Headhunters and Executive Search Recruiters: What’s the Difference?

Have you as a hiring manager or a candidate ever wondered about the difference between a headhunter and an executive search recruiter? We’ve been asked this question many times so we thought we would share some key information about these types of recruitment professionals.

When a company lacks the internal resources, professional networks, or time to properly recruit the talent it’s seeking to add to its team, it will enter in to a relationship with a retained or a contingency search firm to fill the role. Typically, the ensuing relationship will be dependent upon which type of firm they choose to work with.

Retained executive search firms have been hired and paid in stages by the company to devote considerable time and resources to source, attract, and present candidates who have been properly screened to ensure there’s a close match to the position’s requirements and that they’re the right cultural fit.

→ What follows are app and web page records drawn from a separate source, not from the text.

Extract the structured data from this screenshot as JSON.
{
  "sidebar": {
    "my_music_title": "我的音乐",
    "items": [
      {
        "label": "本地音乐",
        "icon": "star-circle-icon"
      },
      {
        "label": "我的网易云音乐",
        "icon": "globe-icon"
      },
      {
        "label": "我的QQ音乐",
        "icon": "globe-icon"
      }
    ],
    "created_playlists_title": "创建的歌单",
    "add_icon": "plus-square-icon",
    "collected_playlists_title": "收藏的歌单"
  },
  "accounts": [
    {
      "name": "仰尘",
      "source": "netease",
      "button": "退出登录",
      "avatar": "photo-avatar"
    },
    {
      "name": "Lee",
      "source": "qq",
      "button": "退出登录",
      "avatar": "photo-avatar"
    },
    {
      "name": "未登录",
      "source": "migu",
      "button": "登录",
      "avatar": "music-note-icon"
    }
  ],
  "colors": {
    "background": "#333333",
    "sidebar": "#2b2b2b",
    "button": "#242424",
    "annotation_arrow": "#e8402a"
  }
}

Because of this time-consuming process, the typical replacement guarantee is one year should the placement not be the right fit for the company or the candidate. Hence, it’s important that these recruiters operate with a high level of integrity, professionalism, thoroughness, and transparency.

Typically, you will find that retained recruiters are involved throughout the hiring process from the creation of the job description all the way through to an offer letter being presented, negotiated, accepted, or rejected. As a result, executive search consultants often have long-lasting relationships with clients spanning many years.

Conversely, the relationship between a client and a contingency search firm – or headhunter – tends to be more transactional, whereby the firm is only paid upon a candidate being hired by the company. To complicate matters a bit more, a company may contract with multiple firms to fill the same position. Therefore, the rush is on to fill the hiring manager’s inbox with a slew of resumes as opposed to candidates who have been fully vetted by the typical retained search firm that aligns candidates with the requirements for the position.

As a result, headhunters are competing against each other to get their candidate across the finish line before their competitors. This may result in overlooking key search criteria, which is why these firms typically only provide a 90-day guarantee should the placement not work out for the company or the candidate.

As you can see, there are key differences between retained and contingency search firms and how each may manage the search process based on the behavior driven between their relationship with their client. There is a place for both types of strategies that companies employ to work with recruiters and hopefully, this helps provide you with some differentiation between the two so that in the future you can choose the appropriate resource for your specific needs.